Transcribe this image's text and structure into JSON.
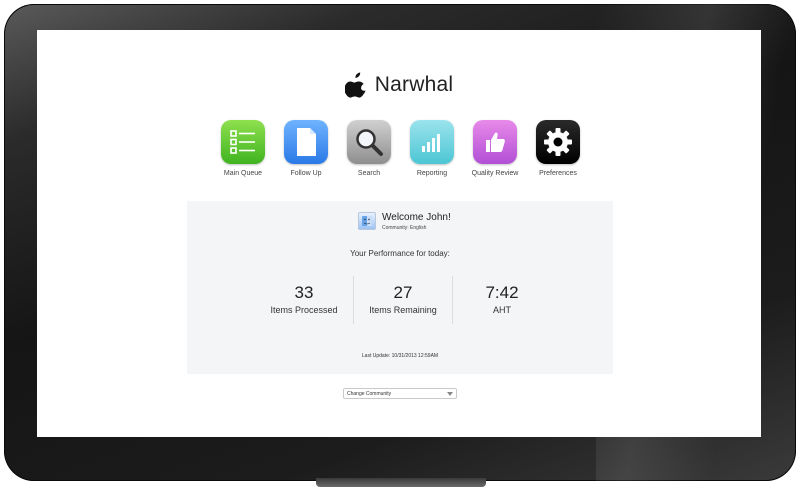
{
  "brand": {
    "title": "Narwhal",
    "logo_icon": "apple-logo-icon"
  },
  "apps": [
    {
      "label": "Main Queue",
      "icon": "list-icon",
      "color": "#5cc631"
    },
    {
      "label": "Follow Up",
      "icon": "document-icon",
      "color": "#3b8bf0"
    },
    {
      "label": "Search",
      "icon": "magnifier-icon",
      "color": "#a3a3a3"
    },
    {
      "label": "Reporting",
      "icon": "bar-chart-icon",
      "color": "#6fd1dd"
    },
    {
      "label": "Quality Review",
      "icon": "thumbs-up-icon",
      "color": "#c860dd"
    },
    {
      "label": "Preferences",
      "icon": "gear-icon",
      "color": "#111111"
    }
  ],
  "welcome": {
    "title": "Welcome John!",
    "community": "Community: English"
  },
  "performance": {
    "heading": "Your Performance for today:",
    "stats": [
      {
        "value": "33",
        "label": "Items Processed"
      },
      {
        "value": "27",
        "label": "Items Remaining"
      },
      {
        "value": "7:42",
        "label": "AHT"
      }
    ],
    "last_update": "Last Update: 10/31/2013 12:59AM"
  },
  "community_select": {
    "selected": "Change Community"
  }
}
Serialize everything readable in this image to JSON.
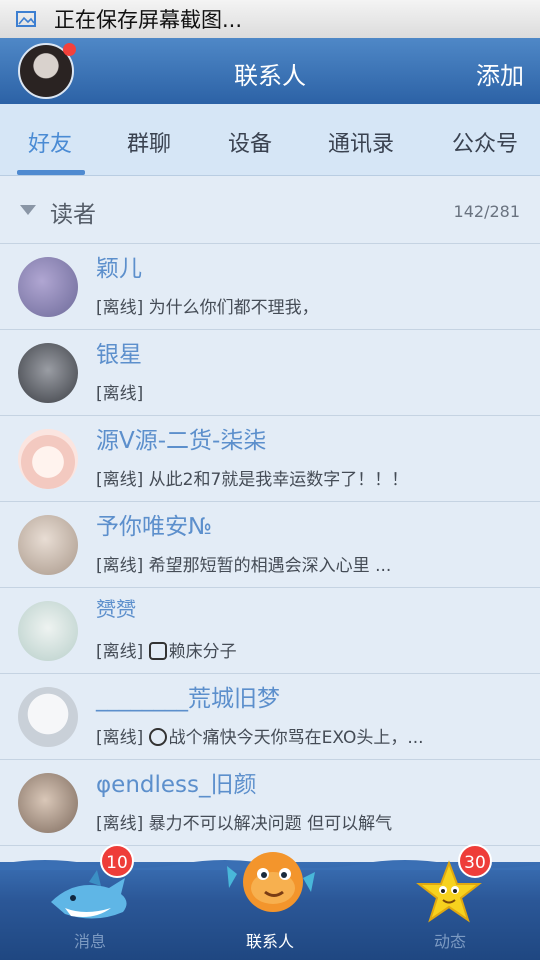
{
  "statusbar": {
    "text": "正在保存屏幕截图..."
  },
  "header": {
    "title": "联系人",
    "add": "添加"
  },
  "tabs": [
    "好友",
    "群聊",
    "设备",
    "通讯录",
    "公众号"
  ],
  "group": {
    "name": "读者",
    "count": "142/281"
  },
  "contacts": [
    {
      "name": "颖儿",
      "prefix": "[离线]",
      "message": "为什么你们都不理我，",
      "avatar_color": "#8b86b3"
    },
    {
      "name": "银星",
      "prefix": "[离线]",
      "message": "",
      "avatar_color": "#5c5f66"
    },
    {
      "name": "源V源-二货-柒柒",
      "prefix": "[离线]",
      "message": "从此2和7就是我幸运数字了！！！",
      "avatar_color": "#f4d7d1"
    },
    {
      "name": "予你唯安№",
      "prefix": "[离线]",
      "message": "希望那短暂的相遇会深入心里  ...",
      "avatar_color": "#c9b7a6"
    },
    {
      "name": "赟赟",
      "prefix": "[离线]",
      "message": "赖床分子",
      "avatar_color": "#c6d9d6"
    },
    {
      "name": "________荒城旧梦",
      "prefix": "[离线]",
      "message": "战个痛快今天你骂在EXO头上，...",
      "avatar_color": "#d8dde3"
    },
    {
      "name": "φendless_旧颜",
      "prefix": "[离线]",
      "message": "暴力不可以解决问题  但可以解气",
      "avatar_color": "#a38c7d"
    }
  ],
  "bottom_nav": [
    {
      "label": "消息",
      "badge": "10",
      "icon": "shark-icon"
    },
    {
      "label": "联系人",
      "badge": "",
      "icon": "fish-icon"
    },
    {
      "label": "动态",
      "badge": "30",
      "icon": "star-icon"
    }
  ]
}
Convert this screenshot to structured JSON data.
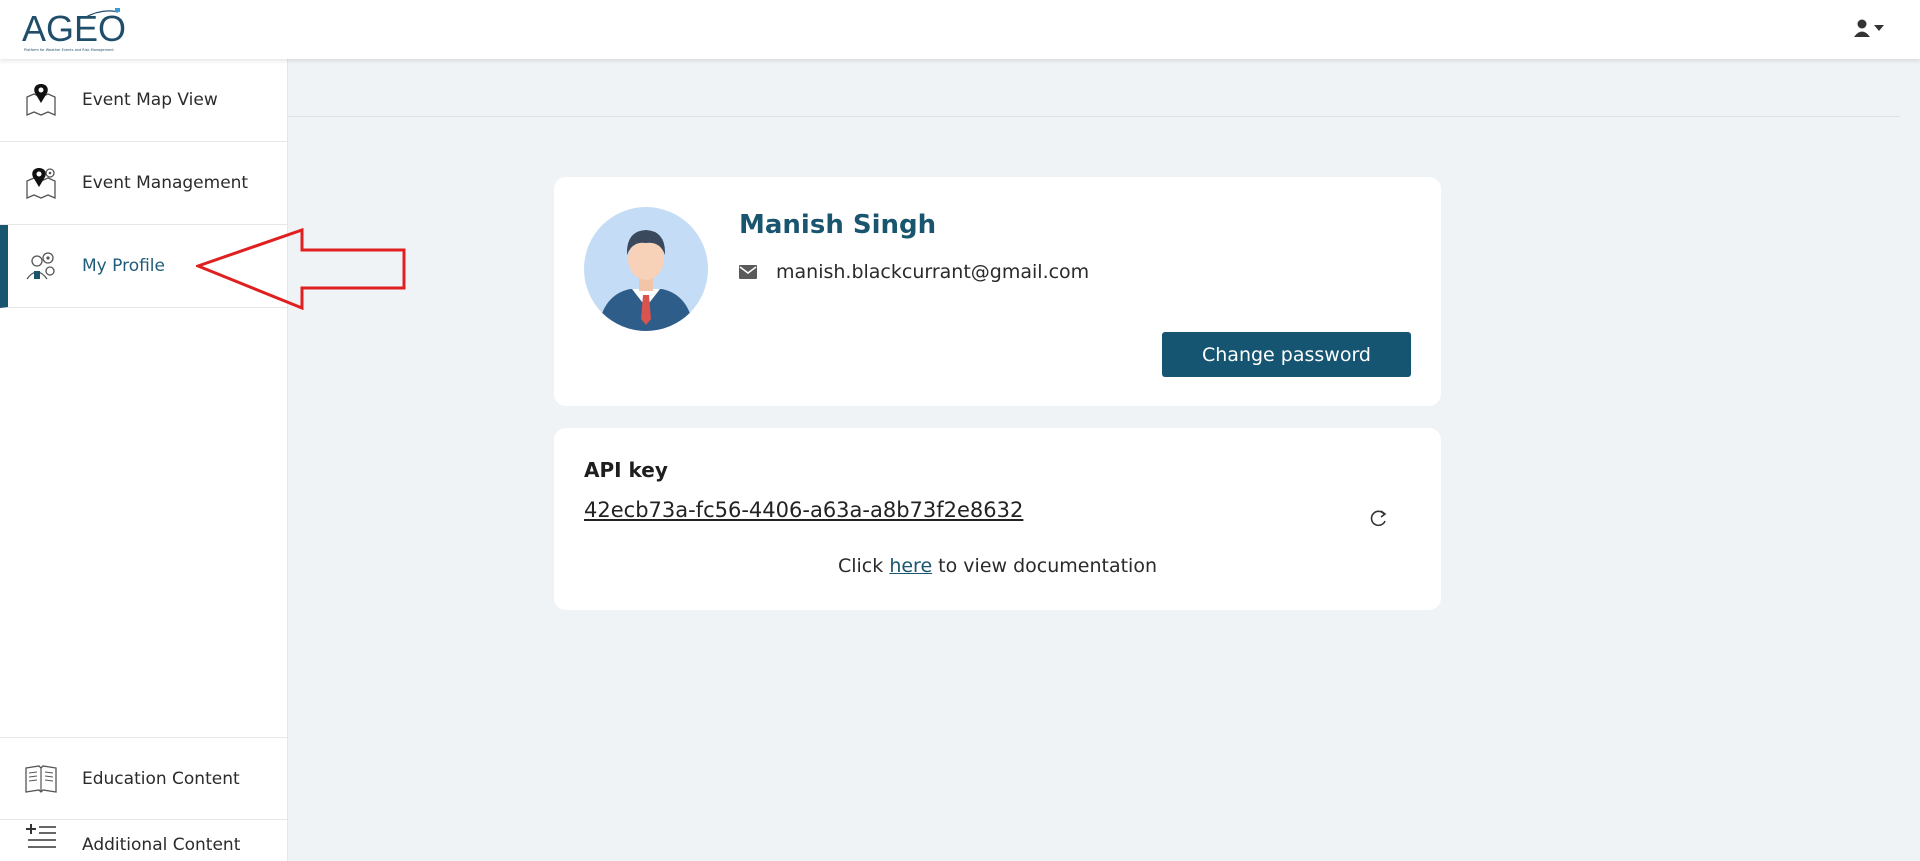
{
  "header": {
    "logo_text": "AGEO",
    "logo_subtitle": "Platform for Weather Events and Risk Management",
    "user_menu_icon": "user-dropdown-icon"
  },
  "sidebar": {
    "items": [
      {
        "label": "Event Map View",
        "icon": "map-pin-icon",
        "active": false
      },
      {
        "label": "Event Management",
        "icon": "map-gear-icon",
        "active": false
      },
      {
        "label": "My Profile",
        "icon": "profile-gear-icon",
        "active": true
      },
      {
        "label": "Education Content",
        "icon": "book-icon",
        "active": false
      },
      {
        "label": "Additional Content",
        "icon": "add-list-icon",
        "active": false
      }
    ]
  },
  "profile": {
    "name": "Manish Singh",
    "email": "manish.blackcurrant@gmail.com",
    "change_password_label": "Change password"
  },
  "api": {
    "title": "API key",
    "key": "42ecb73a-fc56-4406-a63a-a8b73f2e8632",
    "doc_prefix": "Click ",
    "doc_link": "here",
    "doc_suffix": " to view documentation"
  },
  "colors": {
    "primary": "#155571",
    "background": "#f0f3f6",
    "annotation_arrow": "#e02020"
  }
}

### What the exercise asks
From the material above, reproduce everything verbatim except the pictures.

### Written solution
Transcribe this image's text and structure into JSON.
{
  "brand": {
    "title": "Narwhal",
    "logo_icon": "apple-logo-icon"
  },
  "apps": [
    {
      "label": "Main Queue",
      "icon": "list-icon",
      "color": "#5cc631"
    },
    {
      "label": "Follow Up",
      "icon": "document-icon",
      "color": "#3b8bf0"
    },
    {
      "label": "Search",
      "icon": "magnifier-icon",
      "color": "#a3a3a3"
    },
    {
      "label": "Reporting",
      "icon": "bar-chart-icon",
      "color": "#6fd1dd"
    },
    {
      "label": "Quality Review",
      "icon": "thumbs-up-icon",
      "color": "#c860dd"
    },
    {
      "label": "Preferences",
      "icon": "gear-icon",
      "color": "#111111"
    }
  ],
  "welcome": {
    "title": "Welcome John!",
    "community": "Community: English"
  },
  "performance": {
    "heading": "Your Performance for today:",
    "stats": [
      {
        "value": "33",
        "label": "Items Processed"
      },
      {
        "value": "27",
        "label": "Items Remaining"
      },
      {
        "value": "7:42",
        "label": "AHT"
      }
    ],
    "last_update": "Last Update: 10/31/2013 12:59AM"
  },
  "community_select": {
    "selected": "Change Community"
  }
}
Serialize everything readable in this image to JSON.
{
  "statusbar": {
    "text": "正在保存屏幕截图..."
  },
  "header": {
    "title": "联系人",
    "add": "添加"
  },
  "tabs": [
    "好友",
    "群聊",
    "设备",
    "通讯录",
    "公众号"
  ],
  "group": {
    "name": "读者",
    "count": "142/281"
  },
  "contacts": [
    {
      "name": "颖儿",
      "prefix": "[离线]",
      "message": "为什么你们都不理我，",
      "avatar_color": "#8b86b3"
    },
    {
      "name": "银星",
      "prefix": "[离线]",
      "message": "",
      "avatar_color": "#5c5f66"
    },
    {
      "name": "源V源-二货-柒柒",
      "prefix": "[离线]",
      "message": "从此2和7就是我幸运数字了！！！",
      "avatar_color": "#f4d7d1"
    },
    {
      "name": "予你唯安№",
      "prefix": "[离线]",
      "message": "希望那短暂的相遇会深入心里  ...",
      "avatar_color": "#c9b7a6"
    },
    {
      "name": "赟赟",
      "prefix": "[离线]",
      "message": "赖床分子",
      "avatar_color": "#c6d9d6"
    },
    {
      "name": "________荒城旧梦",
      "prefix": "[离线]",
      "message": "战个痛快今天你骂在EXO头上，...",
      "avatar_color": "#d8dde3"
    },
    {
      "name": "φendless_旧颜",
      "prefix": "[离线]",
      "message": "暴力不可以解决问题  但可以解气",
      "avatar_color": "#a38c7d"
    }
  ],
  "bottom_nav": [
    {
      "label": "消息",
      "badge": "10",
      "icon": "shark-icon"
    },
    {
      "label": "联系人",
      "badge": "",
      "icon": "fish-icon"
    },
    {
      "label": "动态",
      "badge": "30",
      "icon": "star-icon"
    }
  ]
}
Convert this screenshot to structured JSON data.
{
  "header": {
    "logo_text": "AGEO",
    "logo_subtitle": "Platform for Weather Events and Risk Management",
    "user_menu_icon": "user-dropdown-icon"
  },
  "sidebar": {
    "items": [
      {
        "label": "Event Map View",
        "icon": "map-pin-icon",
        "active": false
      },
      {
        "label": "Event Management",
        "icon": "map-gear-icon",
        "active": false
      },
      {
        "label": "My Profile",
        "icon": "profile-gear-icon",
        "active": true
      },
      {
        "label": "Education Content",
        "icon": "book-icon",
        "active": false
      },
      {
        "label": "Additional Content",
        "icon": "add-list-icon",
        "active": false
      }
    ]
  },
  "profile": {
    "name": "Manish Singh",
    "email": "manish.blackcurrant@gmail.com",
    "change_password_label": "Change password"
  },
  "api": {
    "title": "API key",
    "key": "42ecb73a-fc56-4406-a63a-a8b73f2e8632",
    "doc_prefix": "Click ",
    "doc_link": "here",
    "doc_suffix": " to view documentation"
  },
  "colors": {
    "primary": "#155571",
    "background": "#f0f3f6",
    "annotation_arrow": "#e02020"
  }
}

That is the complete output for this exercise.